- [WORK INSTRUCTIONS]
For each line below that contains the string "time", copy that line.

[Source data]
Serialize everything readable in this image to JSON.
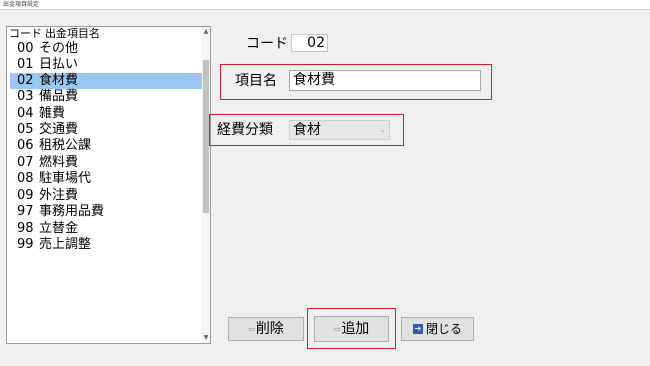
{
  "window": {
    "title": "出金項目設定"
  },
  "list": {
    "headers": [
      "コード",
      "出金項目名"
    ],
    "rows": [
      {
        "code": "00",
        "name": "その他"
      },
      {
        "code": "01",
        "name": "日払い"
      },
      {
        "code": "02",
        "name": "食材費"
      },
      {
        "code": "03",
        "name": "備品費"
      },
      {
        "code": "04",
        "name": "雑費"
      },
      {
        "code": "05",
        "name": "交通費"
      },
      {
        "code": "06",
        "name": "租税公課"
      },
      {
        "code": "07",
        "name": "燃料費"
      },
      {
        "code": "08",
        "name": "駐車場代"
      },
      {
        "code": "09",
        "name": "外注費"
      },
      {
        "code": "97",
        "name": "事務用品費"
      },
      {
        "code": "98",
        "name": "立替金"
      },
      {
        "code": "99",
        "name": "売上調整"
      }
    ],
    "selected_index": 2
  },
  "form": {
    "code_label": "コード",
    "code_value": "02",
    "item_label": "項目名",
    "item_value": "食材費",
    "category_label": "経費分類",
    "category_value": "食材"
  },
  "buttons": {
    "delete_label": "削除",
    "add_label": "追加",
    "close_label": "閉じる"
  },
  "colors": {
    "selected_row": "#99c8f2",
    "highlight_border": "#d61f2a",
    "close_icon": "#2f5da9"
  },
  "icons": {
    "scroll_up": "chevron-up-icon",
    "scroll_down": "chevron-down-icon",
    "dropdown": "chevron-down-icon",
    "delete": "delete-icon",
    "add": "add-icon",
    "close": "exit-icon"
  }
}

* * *

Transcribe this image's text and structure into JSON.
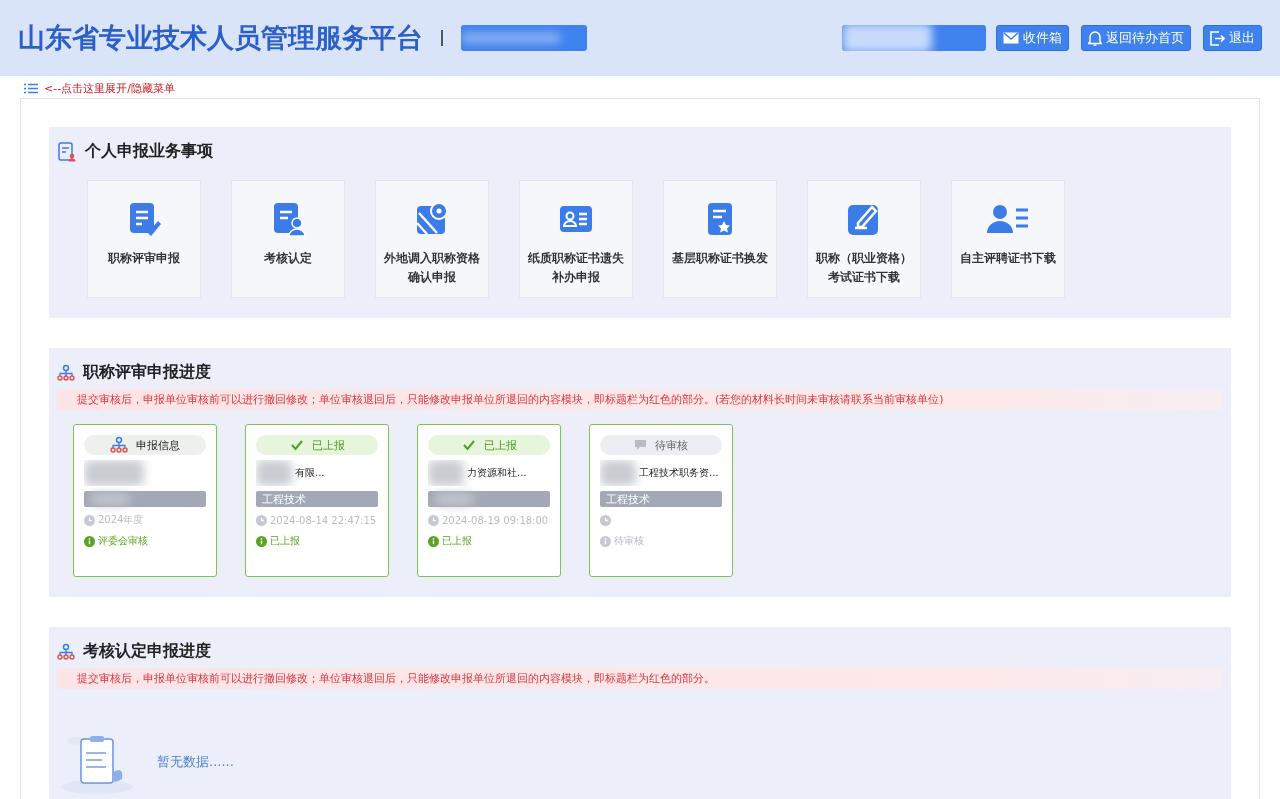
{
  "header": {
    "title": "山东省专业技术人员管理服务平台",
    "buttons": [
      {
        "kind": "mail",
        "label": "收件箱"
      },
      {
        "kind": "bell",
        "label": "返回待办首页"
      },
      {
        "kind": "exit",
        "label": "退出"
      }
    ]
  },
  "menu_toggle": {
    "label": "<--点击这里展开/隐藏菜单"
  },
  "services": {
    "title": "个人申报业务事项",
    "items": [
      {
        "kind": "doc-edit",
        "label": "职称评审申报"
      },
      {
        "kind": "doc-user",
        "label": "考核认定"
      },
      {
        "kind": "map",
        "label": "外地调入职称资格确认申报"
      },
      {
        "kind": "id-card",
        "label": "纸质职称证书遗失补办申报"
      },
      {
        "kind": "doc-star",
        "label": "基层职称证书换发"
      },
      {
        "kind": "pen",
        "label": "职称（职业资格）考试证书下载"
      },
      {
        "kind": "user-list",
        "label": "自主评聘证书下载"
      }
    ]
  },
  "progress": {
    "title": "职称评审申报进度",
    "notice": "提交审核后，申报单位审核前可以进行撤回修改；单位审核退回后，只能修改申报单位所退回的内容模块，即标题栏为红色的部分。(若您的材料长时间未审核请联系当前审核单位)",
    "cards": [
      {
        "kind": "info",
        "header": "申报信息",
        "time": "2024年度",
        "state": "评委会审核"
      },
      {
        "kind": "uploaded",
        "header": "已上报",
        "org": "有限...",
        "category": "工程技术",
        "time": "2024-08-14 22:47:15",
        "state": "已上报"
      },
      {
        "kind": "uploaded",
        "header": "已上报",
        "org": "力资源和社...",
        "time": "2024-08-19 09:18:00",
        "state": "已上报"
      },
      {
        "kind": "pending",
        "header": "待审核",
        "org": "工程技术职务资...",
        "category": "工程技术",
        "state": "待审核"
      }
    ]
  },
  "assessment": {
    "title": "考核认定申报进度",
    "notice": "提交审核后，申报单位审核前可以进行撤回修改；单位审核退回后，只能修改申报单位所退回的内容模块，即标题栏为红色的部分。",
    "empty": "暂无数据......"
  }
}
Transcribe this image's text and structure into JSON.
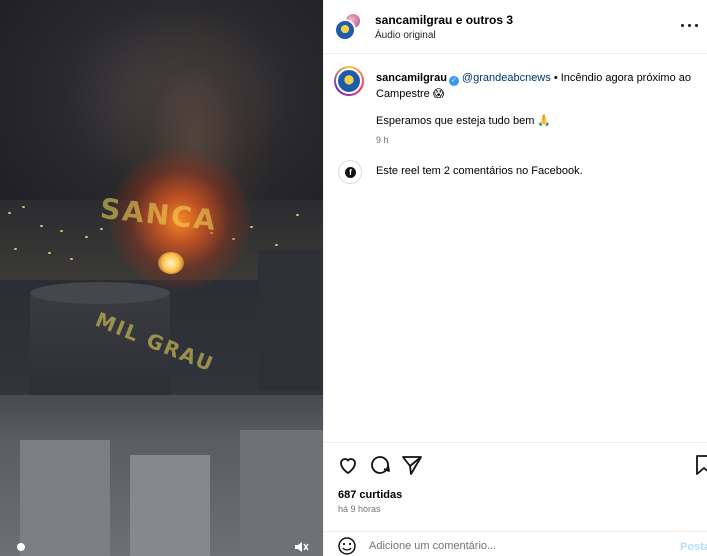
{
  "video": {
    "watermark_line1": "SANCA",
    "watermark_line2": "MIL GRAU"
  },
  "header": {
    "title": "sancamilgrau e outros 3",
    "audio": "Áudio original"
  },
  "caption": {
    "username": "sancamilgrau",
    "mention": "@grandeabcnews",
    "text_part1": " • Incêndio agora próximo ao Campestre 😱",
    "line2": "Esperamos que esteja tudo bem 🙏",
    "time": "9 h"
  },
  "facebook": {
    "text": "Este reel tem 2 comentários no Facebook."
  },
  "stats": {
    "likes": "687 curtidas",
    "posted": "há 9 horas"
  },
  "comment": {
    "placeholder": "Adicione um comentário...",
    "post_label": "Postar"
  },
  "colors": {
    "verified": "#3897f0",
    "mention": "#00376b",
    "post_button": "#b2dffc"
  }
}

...

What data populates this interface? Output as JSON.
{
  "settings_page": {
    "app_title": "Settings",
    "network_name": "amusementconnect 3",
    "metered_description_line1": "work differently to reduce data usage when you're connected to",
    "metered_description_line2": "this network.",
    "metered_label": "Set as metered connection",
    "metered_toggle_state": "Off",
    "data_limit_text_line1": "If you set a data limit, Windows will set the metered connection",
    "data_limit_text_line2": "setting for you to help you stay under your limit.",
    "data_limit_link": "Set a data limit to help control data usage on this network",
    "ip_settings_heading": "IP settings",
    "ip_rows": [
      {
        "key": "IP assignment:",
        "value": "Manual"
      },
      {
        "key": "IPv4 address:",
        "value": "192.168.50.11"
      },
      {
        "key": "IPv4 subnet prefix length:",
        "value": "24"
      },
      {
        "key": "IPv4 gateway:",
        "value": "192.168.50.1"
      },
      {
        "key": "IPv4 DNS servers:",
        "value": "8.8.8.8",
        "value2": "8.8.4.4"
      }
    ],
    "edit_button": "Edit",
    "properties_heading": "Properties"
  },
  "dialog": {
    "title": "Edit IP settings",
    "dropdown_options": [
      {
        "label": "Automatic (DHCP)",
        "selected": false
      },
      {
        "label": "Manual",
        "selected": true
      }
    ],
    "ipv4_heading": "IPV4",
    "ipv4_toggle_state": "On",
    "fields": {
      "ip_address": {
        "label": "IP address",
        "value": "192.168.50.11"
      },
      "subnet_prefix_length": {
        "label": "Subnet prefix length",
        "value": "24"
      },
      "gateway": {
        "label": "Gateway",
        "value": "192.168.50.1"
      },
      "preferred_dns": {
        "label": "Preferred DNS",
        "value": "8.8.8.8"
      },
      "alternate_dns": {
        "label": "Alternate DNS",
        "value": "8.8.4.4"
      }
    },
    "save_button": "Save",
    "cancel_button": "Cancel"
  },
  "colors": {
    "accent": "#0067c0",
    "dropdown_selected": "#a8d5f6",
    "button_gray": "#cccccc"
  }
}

- [WRITTEN REPLY]
        "time": "2024年度",
        "time": "2024-08-14 22:47:15",
        "time": "2024-08-19 09:18:00",
    "time": "9 h"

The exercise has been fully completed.